… /Well, Traumhaft
Whilst searching for more big wet splashy space snares for “I think i got it under control now” I stumbled over some elements of this track that were originally used in a live show with my friend Niklas Rehme-Schlüter aka Cass. Coincidentally the vibe and the tempo fitted surprisingly well to turn this whole vinyl side into a slow-motion space adventure. It even comes to a grandiose finale (end) now with a synthesizer workout by Lucas Croon & Kolja Scymanski (Stabil Elite) that still gives me goosebumps every time. (The medley contains a super pitched down classic break: “Sweet Pea” by Tommy Roe)
The whole frame of this track originates from one of my recording sessions with Florian Van Volxem in 2008, around the time I also recorded “Running” (released on Versatile, 2014). I guess at that time I didn’t make much progress with it and kind of forgot about it after a while. When I rediscovered it while browsing through old projects I directly felt like finishing it now for the album, as the beats and psychedelic drive still hit me instantly. At one point I realized it might need some spoken word stuff on top, wrote down some current thoughts and luckily realized I should not use my own recording of these to find the perfect voice artist in my friend ML.
This is maybe the most melodic track that I have ever made.
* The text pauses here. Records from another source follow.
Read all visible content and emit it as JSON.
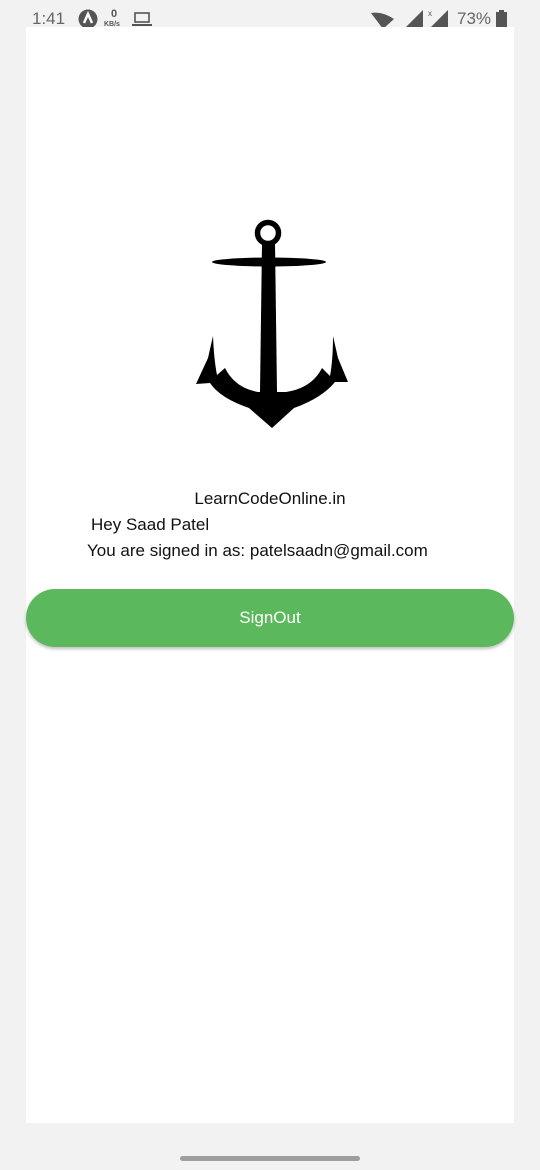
{
  "status_bar": {
    "time": "1:41",
    "net_speed_value": "0",
    "net_speed_unit": "KB/s",
    "battery": "73%"
  },
  "app": {
    "logo_icon": "anchor-icon",
    "brand": "LearnCodeOnline.in",
    "greeting": "Hey Saad Patel",
    "signed_in_text": "You are signed in as: patelsaadn@gmail.com",
    "signout_label": "SignOut",
    "button_color": "#5cb85c"
  }
}
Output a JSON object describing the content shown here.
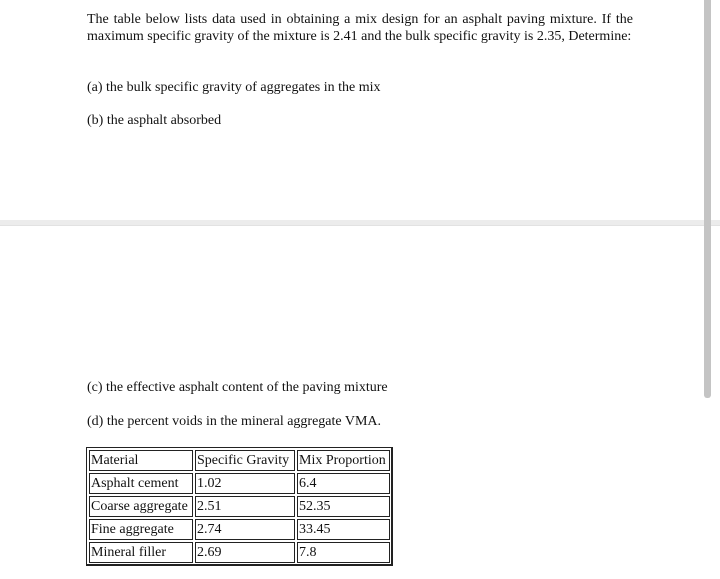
{
  "document": {
    "intro": "The table below lists data used in obtaining a mix design for an asphalt paving mixture. If the maximum specific gravity of the mixture is 2.41 and the bulk specific gravity is 2.35, Determine:",
    "questions": [
      "(a) the bulk specific gravity of aggregates in the mix",
      "(b) the asphalt absorbed",
      "(c) the effective asphalt content of the paving mixture",
      "(d) the percent voids in the mineral aggregate VMA."
    ],
    "table": {
      "headers": [
        "Material",
        "Specific Gravity",
        "Mix Proportion"
      ],
      "rows": [
        [
          "Asphalt cement",
          "1.02",
          "6.4"
        ],
        [
          "Coarse aggregate",
          "2.51",
          "52.35"
        ],
        [
          "Fine aggregate",
          "2.74",
          "33.45"
        ],
        [
          "Mineral filler",
          "2.69",
          "7.8"
        ]
      ]
    }
  }
}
Within the production process I got freaked out by this one for at least two weeks as I must have accidentaly changed the transposition of my whole midi file - it changes the note without moving it visibly. I was almost losing any confidence in my musical hearing while trying to play along with it or trying to reprogram the melody. Luckily I found out at some point and was able to finish the symphony! (Contains some classic drums by the legendary Positive Force)
Rave The Forest
For this track I bounced 37 different versions up until the final one. Never before have I tested so many different drum patterns to decide against in the end. The small accents and flows in the synth and percussion sequences have enough space now to float warmly to the end of my "Albumsi". (As I deleted almost all of the drums here this one doesnt contain a classic break, but at least it ends with the beautiful and unbelievable voice of a siamang gibbon.)
Buy the album HERE.
Enjoy this article? Want more?
You can support Ransom Note and independent journalism through our Patreon campaign now.
Become a friend of Ransom Note